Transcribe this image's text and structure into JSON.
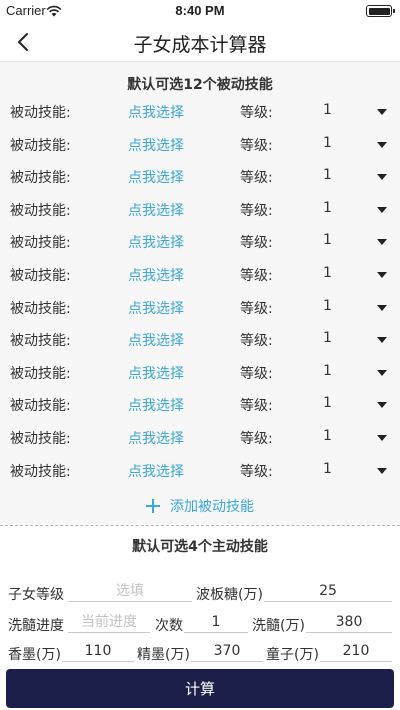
{
  "status_bar": {
    "carrier": "Carrier",
    "time": "8:40 PM"
  },
  "nav": {
    "title": "子女成本计算器",
    "back_icon": "chevron-left-icon"
  },
  "passive": {
    "section_title": "默认可选12个被动技能",
    "rows": [
      {
        "label": "被动技能:",
        "picker": "点我选择",
        "grade_label": "等级:",
        "grade_value": "1"
      },
      {
        "label": "被动技能:",
        "picker": "点我选择",
        "grade_label": "等级:",
        "grade_value": "1"
      },
      {
        "label": "被动技能:",
        "picker": "点我选择",
        "grade_label": "等级:",
        "grade_value": "1"
      },
      {
        "label": "被动技能:",
        "picker": "点我选择",
        "grade_label": "等级:",
        "grade_value": "1"
      },
      {
        "label": "被动技能:",
        "picker": "点我选择",
        "grade_label": "等级:",
        "grade_value": "1"
      },
      {
        "label": "被动技能:",
        "picker": "点我选择",
        "grade_label": "等级:",
        "grade_value": "1"
      },
      {
        "label": "被动技能:",
        "picker": "点我选择",
        "grade_label": "等级:",
        "grade_value": "1"
      },
      {
        "label": "被动技能:",
        "picker": "点我选择",
        "grade_label": "等级:",
        "grade_value": "1"
      },
      {
        "label": "被动技能:",
        "picker": "点我选择",
        "grade_label": "等级:",
        "grade_value": "1"
      },
      {
        "label": "被动技能:",
        "picker": "点我选择",
        "grade_label": "等级:",
        "grade_value": "1"
      },
      {
        "label": "被动技能:",
        "picker": "点我选择",
        "grade_label": "等级:",
        "grade_value": "1"
      },
      {
        "label": "被动技能:",
        "picker": "点我选择",
        "grade_label": "等级:",
        "grade_value": "1"
      }
    ],
    "add_label": "添加被动技能"
  },
  "active": {
    "section_title": "默认可选4个主动技能"
  },
  "form": {
    "child_level_label": "子女等级",
    "child_level_placeholder": "选填",
    "boban_label": "波板糖(万)",
    "boban_value": "25",
    "xisui_progress_label": "洗髓进度",
    "xisui_progress_placeholder": "当前进度",
    "count_label": "次数",
    "count_value": "1",
    "xisui_wan_label": "洗髓(万)",
    "xisui_wan_value": "380",
    "xiangmo_label": "香墨(万)",
    "xiangmo_value": "110",
    "jingmo_label": "精墨(万)",
    "jingmo_value": "370",
    "tongzi_label": "童子(万)",
    "tongzi_value": "210"
  },
  "calculate_label": "计算",
  "colors": {
    "link_blue": "#3ba6d8",
    "button_navy": "#1c1f4a",
    "section_bg": "#f7f7f7"
  }
}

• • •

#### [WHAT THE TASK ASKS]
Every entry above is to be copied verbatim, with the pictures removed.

#### [OUTPUT]
Transcribe this image's text and structure into JSON.
{
  "status_bar": {
    "carrier": "Carrier",
    "time": "8:40 PM"
  },
  "nav": {
    "title": "子女成本计算器",
    "back_icon": "chevron-left-icon"
  },
  "passive": {
    "section_title": "默认可选12个被动技能",
    "rows": [
      {
        "label": "被动技能:",
        "picker": "点我选择",
        "grade_label": "等级:",
        "grade_value": "1"
      },
      {
        "label": "被动技能:",
        "picker": "点我选择",
        "grade_label": "等级:",
        "grade_value": "1"
      },
      {
        "label": "被动技能:",
        "picker": "点我选择",
        "grade_label": "等级:",
        "grade_value": "1"
      },
      {
        "label": "被动技能:",
        "picker": "点我选择",
        "grade_label": "等级:",
        "grade_value": "1"
      },
      {
        "label": "被动技能:",
        "picker": "点我选择",
        "grade_label": "等级:",
        "grade_value": "1"
      },
      {
        "label": "被动技能:",
        "picker": "点我选择",
        "grade_label": "等级:",
        "grade_value": "1"
      },
      {
        "label": "被动技能:",
        "picker": "点我选择",
        "grade_label": "等级:",
        "grade_value": "1"
      },
      {
        "label": "被动技能:",
        "picker": "点我选择",
        "grade_label": "等级:",
        "grade_value": "1"
      },
      {
        "label": "被动技能:",
        "picker": "点我选择",
        "grade_label": "等级:",
        "grade_value": "1"
      },
      {
        "label": "被动技能:",
        "picker": "点我选择",
        "grade_label": "等级:",
        "grade_value": "1"
      },
      {
        "label": "被动技能:",
        "picker": "点我选择",
        "grade_label": "等级:",
        "grade_value": "1"
      },
      {
        "label": "被动技能:",
        "picker": "点我选择",
        "grade_label": "等级:",
        "grade_value": "1"
      }
    ],
    "add_label": "添加被动技能"
  },
  "active": {
    "section_title": "默认可选4个主动技能"
  },
  "form": {
    "child_level_label": "子女等级",
    "child_level_placeholder": "选填",
    "boban_label": "波板糖(万)",
    "boban_value": "25",
    "xisui_progress_label": "洗髓进度",
    "xisui_progress_placeholder": "当前进度",
    "count_label": "次数",
    "count_value": "1",
    "xisui_wan_label": "洗髓(万)",
    "xisui_wan_value": "380",
    "xiangmo_label": "香墨(万)",
    "xiangmo_value": "110",
    "jingmo_label": "精墨(万)",
    "jingmo_value": "370",
    "tongzi_label": "童子(万)",
    "tongzi_value": "210"
  },
  "calculate_label": "计算",
  "colors": {
    "link_blue": "#3ba6d8",
    "button_navy": "#1c1f4a",
    "section_bg": "#f7f7f7"
  }
}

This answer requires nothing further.